Figure 2: Kaplan-Meier survival plots for patients with acute ischemic stroke according to total CSVD score. The Kaplan-Meier curve shows that deaths related to all causes (p=0.001) (A), ischemic stroke (p=0.001) (B), and hemorrhagic stroke (p=0.001) (C) were associated with the total CSVD score, whereas fatal cardiovascular events were not (p=0.100) (D). CSVD: cerebral small-vessel disease, SVD: small-vessel disease.
Mentions: Among the total of 1,096 patients, 240 (21.9%) died at a median follow-up of 3.8 years (interquartile range=3.2–4.3 years); 77 (32.1%) patients died of fatal ischemic stroke, 17 (7.1%) of fatal cardiovascular events, and 9 (3.8%) of fatal hemorrhagic stroke. Among the other causes of death, malignancy was the most common, followed by renal failure and diabetes mellitus (Supplementary Table 1 in the online-only Data Supplement). The Kaplan-Meier curve showed that all prespecified outcomes (all-cause mortality, fatal ischemic stroke, and fatal hemorrhagic stroke) other than fatal cardiovascular events were associated with the CSVD score (Fig. 2).

View Article: PubMed Central - PubMed

ABSTRACT

Background and purpose: The recently developed total cerebral small-vessel disease (CSVD) score might appropriately reflect the total burden or severity of CSVD. We investigated whether the total CSVD score is associated with long-term outcomes during follow-up in patients with acute ischemic stroke.

Methods: In total, 1,096 consecutive patients with acute ischemic stroke who underwent brain magnetic resonance imaging were enrolled. We calculated the total CSVD score for each patient after determining the burden of cerebral microbleeds (CMBs), high-grade white-matter hyperintensities (HWHs), high-grade perivascular spaces (HPVSs), and asymptomatic lacunar infarctions (ALIs). We recorded the date and cause of death for all of the patients using data from the Korean National Statistical Office. We compared the long-term mortality rate with the total CSVD score using Cox proportional-hazards models.

Results: CMBs were found in 26.8% of the subjects (294/1,096), HWHs in 16.4% (180/1,096), HPVSs in 19.3% (211/1,096), and ALIs in 38.0% (416/1,096). After adjusting for age, sex, and variables that were significant at p<0.1 in the univariate analysis, the total CSVD score was independently associated with long-term death from all causes [hazard ratio (HR)=1.18 per point, 95% confidence interval (CI)=1.07–1.30], ischemic stroke (HR=1.20 per point, 95% CI=1.01–1.42), and hemorrhagic stroke (HR=2.05 per point, 95% CI=1.30–3.22), but not with fatal cardiovascular events (HR=1.17 per point, 95% CI=0.82–1.67).

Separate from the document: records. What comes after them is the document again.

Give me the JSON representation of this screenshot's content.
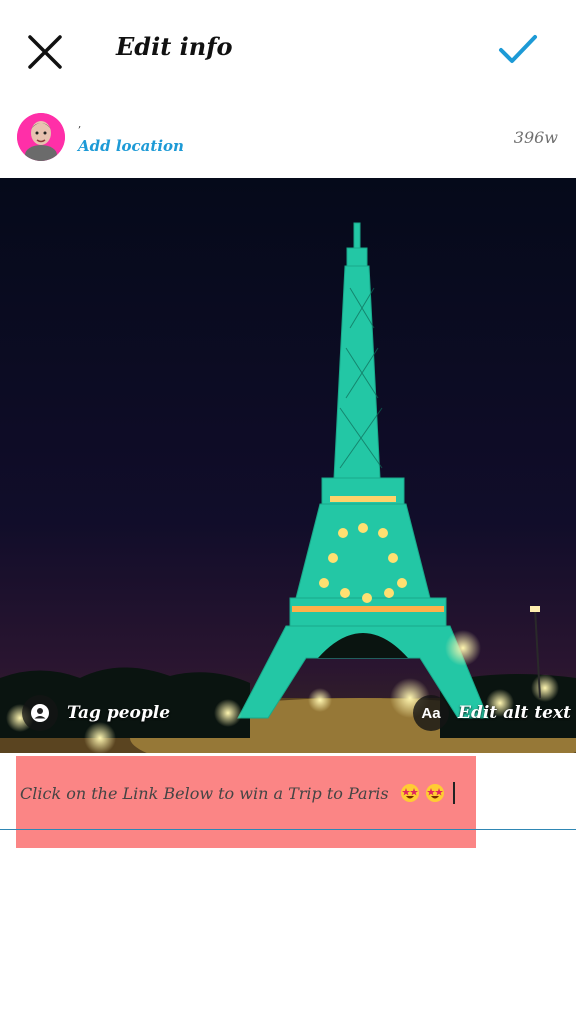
{
  "header": {
    "title": "Edit info",
    "close_icon": "close-icon",
    "confirm_icon": "checkmark-icon",
    "accent_color": "#1d9ad6"
  },
  "post": {
    "username": "‚",
    "location_label": "Add location",
    "age": "396w"
  },
  "photo": {
    "subject": "eiffel-tower-night",
    "tag_people_label": "Tag people",
    "tag_people_icon": "person-icon",
    "alt_text_icon_label": "Aa",
    "alt_text_label": "Edit alt text"
  },
  "caption": {
    "text": "Click on the Link Below to win a Trip to Paris",
    "emoji": "🤩🤩",
    "highlight_color": "#fb8585"
  }
}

Conclusions: The total CSVD score is a potential imaging biomarker for predicting mortality during follow-up in patients with acute ischemic stroke.

No MeSH data available.


Related in: MedlinePlus